_DATA TO USE_.
────────────────

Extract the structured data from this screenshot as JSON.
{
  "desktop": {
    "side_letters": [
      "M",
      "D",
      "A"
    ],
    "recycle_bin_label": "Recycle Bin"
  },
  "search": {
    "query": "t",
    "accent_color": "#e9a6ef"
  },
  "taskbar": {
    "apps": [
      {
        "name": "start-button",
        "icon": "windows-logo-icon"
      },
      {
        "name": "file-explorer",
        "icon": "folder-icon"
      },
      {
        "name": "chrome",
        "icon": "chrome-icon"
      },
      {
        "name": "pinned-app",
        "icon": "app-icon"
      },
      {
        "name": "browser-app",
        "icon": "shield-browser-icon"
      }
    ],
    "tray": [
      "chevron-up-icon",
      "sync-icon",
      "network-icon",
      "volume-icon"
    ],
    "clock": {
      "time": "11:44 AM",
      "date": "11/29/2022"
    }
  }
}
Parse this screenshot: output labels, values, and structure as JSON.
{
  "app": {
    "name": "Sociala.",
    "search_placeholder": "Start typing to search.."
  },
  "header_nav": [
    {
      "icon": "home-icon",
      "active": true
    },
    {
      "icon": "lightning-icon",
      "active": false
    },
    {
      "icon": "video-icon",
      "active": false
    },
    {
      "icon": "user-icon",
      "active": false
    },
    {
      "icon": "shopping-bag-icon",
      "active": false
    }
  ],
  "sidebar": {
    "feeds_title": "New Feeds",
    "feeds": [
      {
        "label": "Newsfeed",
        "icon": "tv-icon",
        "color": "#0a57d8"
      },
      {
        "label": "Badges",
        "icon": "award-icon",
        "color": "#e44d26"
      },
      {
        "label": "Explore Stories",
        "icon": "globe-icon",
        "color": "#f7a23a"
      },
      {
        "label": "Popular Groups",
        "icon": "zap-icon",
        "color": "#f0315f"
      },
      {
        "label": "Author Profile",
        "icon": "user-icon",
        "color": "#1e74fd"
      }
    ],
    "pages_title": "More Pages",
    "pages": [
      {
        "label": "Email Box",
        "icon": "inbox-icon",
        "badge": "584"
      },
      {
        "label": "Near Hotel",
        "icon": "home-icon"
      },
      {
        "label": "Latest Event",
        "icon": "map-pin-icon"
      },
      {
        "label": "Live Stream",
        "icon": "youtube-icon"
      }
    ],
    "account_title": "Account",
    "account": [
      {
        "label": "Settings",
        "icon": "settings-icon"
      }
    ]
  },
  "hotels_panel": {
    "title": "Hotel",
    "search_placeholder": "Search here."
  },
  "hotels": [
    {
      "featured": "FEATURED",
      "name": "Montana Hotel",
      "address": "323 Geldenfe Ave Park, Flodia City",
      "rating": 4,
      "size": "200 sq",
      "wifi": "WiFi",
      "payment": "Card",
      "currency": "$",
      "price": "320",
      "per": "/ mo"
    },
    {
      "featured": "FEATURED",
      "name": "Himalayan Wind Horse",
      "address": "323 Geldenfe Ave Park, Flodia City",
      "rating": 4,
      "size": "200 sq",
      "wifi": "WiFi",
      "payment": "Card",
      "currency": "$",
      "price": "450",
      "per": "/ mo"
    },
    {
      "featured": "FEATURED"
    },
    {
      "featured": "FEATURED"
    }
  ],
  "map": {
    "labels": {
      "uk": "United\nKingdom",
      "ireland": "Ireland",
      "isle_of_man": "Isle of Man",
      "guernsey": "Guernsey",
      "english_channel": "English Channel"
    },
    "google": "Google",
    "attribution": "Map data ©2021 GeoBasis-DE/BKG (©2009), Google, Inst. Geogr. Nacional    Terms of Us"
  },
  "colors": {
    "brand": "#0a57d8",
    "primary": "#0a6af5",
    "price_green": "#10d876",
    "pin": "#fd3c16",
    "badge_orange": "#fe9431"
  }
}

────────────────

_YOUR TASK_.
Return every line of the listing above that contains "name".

_SOLUTION TO THE EXERCISE_.
        "name": "start-button",
        "name": "file-explorer",
        "name": "chrome",
        "name": "pinned-app",
        "name": "browser-app",
    "name": "Sociala.",
      "name": "Montana Hotel",
      "name": "Himalayan Wind Horse",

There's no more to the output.